I have been doing a lot of ssh connections between my machines lately and noticed that the times were different between each. I had assumed that each would be fairly close but one was even five minutes off. Well, that was an easy fix using ntpdate. From the man page for ntpdate:
ntpdate sets the local date and time by polling the Network Time Protocol (NTP) server(s) given as the server arguments to determine the correct time. It must be run as root on the local host. A number of samples are obtained from each of the servers specified and a subset of the NTP clock filter and selection algorithms are applied to select the best of these. Note that the accuracy and reliability of ntpdate depends on the number of servers, the number of polls each time it is run and the interval between runs.
A simple method of manually updating your system time is by using the command below:
sudo ntpdate ntp.ubuntu.com (or an ntp server of your choice)
This will quickly check the time server for the appropriate time and synchronize your system accordingly.

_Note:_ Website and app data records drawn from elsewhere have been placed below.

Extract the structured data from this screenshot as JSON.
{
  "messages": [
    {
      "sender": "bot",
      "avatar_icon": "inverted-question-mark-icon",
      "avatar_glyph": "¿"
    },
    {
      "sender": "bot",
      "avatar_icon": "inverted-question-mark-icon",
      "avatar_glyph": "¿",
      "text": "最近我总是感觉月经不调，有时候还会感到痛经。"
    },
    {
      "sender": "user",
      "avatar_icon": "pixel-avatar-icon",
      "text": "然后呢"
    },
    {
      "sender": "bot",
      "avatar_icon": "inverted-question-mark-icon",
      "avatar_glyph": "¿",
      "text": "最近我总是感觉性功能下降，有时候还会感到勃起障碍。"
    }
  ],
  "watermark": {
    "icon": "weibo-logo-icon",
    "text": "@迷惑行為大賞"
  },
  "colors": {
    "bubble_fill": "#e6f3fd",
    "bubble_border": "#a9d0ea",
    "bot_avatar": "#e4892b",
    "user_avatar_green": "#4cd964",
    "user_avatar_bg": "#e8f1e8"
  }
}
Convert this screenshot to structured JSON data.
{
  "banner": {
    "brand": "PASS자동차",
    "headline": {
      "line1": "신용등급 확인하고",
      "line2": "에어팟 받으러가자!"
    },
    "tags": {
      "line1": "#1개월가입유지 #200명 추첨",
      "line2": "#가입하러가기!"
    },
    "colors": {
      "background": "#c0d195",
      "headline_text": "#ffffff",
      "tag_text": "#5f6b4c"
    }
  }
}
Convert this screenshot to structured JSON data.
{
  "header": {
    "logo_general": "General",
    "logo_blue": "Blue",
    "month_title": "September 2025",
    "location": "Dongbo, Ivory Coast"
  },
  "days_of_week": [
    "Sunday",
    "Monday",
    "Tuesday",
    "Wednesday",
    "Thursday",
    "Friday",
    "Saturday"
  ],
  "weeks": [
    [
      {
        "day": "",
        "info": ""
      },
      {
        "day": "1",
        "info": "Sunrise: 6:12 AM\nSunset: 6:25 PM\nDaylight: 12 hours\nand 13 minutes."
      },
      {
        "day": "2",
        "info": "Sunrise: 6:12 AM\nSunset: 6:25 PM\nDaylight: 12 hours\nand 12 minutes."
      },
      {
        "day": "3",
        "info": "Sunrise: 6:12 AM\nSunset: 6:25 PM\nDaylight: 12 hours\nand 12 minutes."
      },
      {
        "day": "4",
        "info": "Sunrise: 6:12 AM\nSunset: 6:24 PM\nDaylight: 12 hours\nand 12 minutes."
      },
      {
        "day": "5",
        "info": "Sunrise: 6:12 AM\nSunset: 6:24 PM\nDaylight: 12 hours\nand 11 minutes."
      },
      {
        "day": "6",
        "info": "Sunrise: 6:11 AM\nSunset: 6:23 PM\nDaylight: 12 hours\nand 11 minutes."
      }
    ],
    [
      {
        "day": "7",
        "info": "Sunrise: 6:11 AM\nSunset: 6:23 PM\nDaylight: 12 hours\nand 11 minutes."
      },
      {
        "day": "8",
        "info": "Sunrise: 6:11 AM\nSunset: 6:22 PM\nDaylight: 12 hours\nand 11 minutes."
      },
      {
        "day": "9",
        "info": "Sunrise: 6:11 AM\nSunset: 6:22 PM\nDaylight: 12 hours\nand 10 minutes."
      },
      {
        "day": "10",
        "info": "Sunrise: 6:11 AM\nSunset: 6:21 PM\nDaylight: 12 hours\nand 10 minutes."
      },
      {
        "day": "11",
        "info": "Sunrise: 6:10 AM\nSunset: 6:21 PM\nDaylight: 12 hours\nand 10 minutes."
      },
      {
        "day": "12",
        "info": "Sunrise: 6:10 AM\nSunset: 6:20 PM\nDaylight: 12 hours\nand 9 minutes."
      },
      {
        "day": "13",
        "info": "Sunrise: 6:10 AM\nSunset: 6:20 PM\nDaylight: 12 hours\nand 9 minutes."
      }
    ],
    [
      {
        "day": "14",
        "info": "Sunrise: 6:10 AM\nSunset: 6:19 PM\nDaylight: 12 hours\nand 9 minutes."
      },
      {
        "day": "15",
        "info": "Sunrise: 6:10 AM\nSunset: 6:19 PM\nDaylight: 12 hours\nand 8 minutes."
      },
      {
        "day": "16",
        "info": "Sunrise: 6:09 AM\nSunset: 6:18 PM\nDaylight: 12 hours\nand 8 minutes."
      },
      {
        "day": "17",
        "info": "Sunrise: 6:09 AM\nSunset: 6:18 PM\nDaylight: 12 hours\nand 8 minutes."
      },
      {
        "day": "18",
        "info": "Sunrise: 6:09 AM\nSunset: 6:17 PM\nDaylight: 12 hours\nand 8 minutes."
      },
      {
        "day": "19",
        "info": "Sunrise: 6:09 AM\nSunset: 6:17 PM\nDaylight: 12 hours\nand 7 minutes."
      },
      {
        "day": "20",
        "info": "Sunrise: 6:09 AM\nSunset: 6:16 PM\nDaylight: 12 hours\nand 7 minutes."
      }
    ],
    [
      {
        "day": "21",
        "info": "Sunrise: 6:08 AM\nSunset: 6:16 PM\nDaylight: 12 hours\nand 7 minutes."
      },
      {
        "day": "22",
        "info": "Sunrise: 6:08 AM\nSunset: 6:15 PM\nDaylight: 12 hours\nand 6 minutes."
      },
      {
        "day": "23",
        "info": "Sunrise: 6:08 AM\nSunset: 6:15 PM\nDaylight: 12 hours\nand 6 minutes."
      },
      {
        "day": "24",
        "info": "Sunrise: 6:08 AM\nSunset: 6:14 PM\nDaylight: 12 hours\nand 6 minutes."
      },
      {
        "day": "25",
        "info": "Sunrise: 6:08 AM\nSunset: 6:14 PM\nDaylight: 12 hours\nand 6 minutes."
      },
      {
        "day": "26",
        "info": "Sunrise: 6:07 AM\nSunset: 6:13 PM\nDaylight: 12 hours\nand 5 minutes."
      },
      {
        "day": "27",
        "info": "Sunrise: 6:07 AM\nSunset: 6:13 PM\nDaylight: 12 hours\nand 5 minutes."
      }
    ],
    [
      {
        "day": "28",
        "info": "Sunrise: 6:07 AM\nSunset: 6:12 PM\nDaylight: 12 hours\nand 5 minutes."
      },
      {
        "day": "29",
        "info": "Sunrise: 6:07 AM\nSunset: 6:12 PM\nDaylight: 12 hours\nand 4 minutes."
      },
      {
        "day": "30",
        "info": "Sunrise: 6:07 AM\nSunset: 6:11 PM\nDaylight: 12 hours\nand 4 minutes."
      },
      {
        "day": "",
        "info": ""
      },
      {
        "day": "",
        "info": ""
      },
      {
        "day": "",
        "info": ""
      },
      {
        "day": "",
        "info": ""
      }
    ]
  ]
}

The whole process generally only takes a few seconds.
This command can be run manually as above or setup to run via cron for automation.

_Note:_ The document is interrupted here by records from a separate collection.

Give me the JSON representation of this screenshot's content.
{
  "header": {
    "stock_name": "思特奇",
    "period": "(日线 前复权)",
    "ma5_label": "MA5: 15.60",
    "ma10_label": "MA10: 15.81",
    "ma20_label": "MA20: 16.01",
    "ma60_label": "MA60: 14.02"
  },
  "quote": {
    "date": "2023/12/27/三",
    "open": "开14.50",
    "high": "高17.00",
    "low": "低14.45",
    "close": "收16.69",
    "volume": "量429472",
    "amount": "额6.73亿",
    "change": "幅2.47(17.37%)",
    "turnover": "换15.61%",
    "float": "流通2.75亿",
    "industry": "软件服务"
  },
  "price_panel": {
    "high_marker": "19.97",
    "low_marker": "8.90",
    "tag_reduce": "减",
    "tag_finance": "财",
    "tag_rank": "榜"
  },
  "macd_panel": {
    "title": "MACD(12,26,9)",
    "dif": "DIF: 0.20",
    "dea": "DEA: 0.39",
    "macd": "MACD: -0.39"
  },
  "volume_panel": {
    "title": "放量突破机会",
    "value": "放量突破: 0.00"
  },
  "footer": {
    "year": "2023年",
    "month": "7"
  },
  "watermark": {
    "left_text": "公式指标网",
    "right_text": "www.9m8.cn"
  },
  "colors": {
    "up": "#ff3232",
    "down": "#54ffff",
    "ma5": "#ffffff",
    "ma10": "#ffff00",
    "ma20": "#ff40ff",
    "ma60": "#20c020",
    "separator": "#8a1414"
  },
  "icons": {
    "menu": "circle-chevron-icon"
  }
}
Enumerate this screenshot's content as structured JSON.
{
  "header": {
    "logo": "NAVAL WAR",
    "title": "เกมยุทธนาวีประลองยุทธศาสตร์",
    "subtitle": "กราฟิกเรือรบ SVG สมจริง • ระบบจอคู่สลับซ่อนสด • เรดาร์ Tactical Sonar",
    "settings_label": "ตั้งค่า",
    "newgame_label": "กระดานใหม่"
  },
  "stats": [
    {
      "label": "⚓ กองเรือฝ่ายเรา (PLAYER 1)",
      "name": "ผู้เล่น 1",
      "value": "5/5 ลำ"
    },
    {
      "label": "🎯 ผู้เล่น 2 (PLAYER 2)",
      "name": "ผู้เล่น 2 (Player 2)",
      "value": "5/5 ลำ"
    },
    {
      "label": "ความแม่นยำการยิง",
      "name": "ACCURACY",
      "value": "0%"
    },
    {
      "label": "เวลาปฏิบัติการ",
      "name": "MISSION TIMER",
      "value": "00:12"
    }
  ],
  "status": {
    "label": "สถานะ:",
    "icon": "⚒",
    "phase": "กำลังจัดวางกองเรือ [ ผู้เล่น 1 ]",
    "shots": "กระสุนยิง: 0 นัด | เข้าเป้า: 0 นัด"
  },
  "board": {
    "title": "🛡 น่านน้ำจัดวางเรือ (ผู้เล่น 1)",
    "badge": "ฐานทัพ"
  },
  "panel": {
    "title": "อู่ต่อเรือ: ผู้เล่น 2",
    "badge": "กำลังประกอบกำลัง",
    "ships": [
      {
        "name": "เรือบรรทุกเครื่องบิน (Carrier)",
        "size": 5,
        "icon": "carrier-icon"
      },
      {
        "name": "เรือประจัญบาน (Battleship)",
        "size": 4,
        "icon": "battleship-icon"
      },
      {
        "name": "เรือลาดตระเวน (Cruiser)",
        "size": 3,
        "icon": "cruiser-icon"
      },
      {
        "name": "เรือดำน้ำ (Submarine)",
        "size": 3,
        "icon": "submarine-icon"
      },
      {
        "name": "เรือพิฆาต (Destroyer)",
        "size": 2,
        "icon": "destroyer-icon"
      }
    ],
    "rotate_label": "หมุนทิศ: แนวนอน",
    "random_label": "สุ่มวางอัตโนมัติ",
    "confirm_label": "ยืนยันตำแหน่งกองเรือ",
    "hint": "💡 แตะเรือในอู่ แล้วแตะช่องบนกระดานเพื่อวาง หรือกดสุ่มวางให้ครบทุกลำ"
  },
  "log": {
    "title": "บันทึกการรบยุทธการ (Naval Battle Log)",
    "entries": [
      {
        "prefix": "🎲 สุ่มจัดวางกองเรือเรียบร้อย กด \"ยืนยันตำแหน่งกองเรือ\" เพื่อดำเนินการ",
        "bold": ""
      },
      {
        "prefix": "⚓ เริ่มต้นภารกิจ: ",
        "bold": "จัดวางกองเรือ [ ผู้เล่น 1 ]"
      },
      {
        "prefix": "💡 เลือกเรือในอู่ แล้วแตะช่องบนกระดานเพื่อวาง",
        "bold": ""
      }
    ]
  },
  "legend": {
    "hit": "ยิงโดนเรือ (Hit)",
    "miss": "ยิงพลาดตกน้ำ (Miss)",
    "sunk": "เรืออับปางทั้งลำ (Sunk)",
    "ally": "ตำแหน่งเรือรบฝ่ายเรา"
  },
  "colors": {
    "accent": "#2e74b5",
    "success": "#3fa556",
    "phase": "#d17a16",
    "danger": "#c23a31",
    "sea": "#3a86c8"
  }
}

This can also be done using a GUI method via the clock generally found in the corner of your desktop. right-click and select “Adjust Date and Time”. You will then be presented with a window such as this one:

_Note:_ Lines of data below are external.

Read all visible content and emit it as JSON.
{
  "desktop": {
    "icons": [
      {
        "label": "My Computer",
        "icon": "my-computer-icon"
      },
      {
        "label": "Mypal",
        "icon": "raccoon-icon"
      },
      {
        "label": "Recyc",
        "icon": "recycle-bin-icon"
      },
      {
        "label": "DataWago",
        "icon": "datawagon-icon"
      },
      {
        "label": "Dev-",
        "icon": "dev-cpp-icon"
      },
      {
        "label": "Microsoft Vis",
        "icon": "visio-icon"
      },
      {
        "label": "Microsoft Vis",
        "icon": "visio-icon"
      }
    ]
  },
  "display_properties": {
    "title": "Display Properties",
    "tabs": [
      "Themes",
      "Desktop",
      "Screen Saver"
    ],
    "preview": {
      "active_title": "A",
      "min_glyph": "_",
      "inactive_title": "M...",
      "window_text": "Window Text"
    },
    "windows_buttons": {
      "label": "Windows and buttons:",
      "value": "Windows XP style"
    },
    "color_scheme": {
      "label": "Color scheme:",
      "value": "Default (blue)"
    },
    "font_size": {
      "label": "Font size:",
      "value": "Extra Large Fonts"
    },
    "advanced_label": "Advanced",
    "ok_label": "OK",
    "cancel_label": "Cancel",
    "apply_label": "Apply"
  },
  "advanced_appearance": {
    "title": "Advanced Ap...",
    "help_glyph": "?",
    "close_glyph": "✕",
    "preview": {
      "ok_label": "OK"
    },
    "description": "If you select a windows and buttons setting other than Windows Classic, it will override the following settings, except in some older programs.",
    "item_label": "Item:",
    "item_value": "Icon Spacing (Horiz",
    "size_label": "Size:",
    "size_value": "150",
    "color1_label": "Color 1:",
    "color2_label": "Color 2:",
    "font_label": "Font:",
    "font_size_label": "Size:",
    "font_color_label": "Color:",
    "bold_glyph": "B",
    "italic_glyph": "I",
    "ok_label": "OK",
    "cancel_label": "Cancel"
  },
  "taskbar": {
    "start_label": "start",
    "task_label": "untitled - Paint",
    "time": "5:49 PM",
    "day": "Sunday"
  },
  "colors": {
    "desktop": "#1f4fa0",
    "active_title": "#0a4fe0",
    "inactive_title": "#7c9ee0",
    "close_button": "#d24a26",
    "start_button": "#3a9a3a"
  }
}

To activate and install the ntpdate service you’ll want to check the box as seen in the picture “Keep clock synchronized with Internet servers”.
This will ask you if you want the ntp packages installed. Go ahead and install these.
When that is finished you can select the “Select Servers” to select which local servers you want to use. Any should work but something local should be a bit quicker and possibly more reliable.
At this point you can use either method of updating your machines time and date. This GUI method should keep it synchronized for you so its setup and forget. The console method would be primarily used for server machines, etc.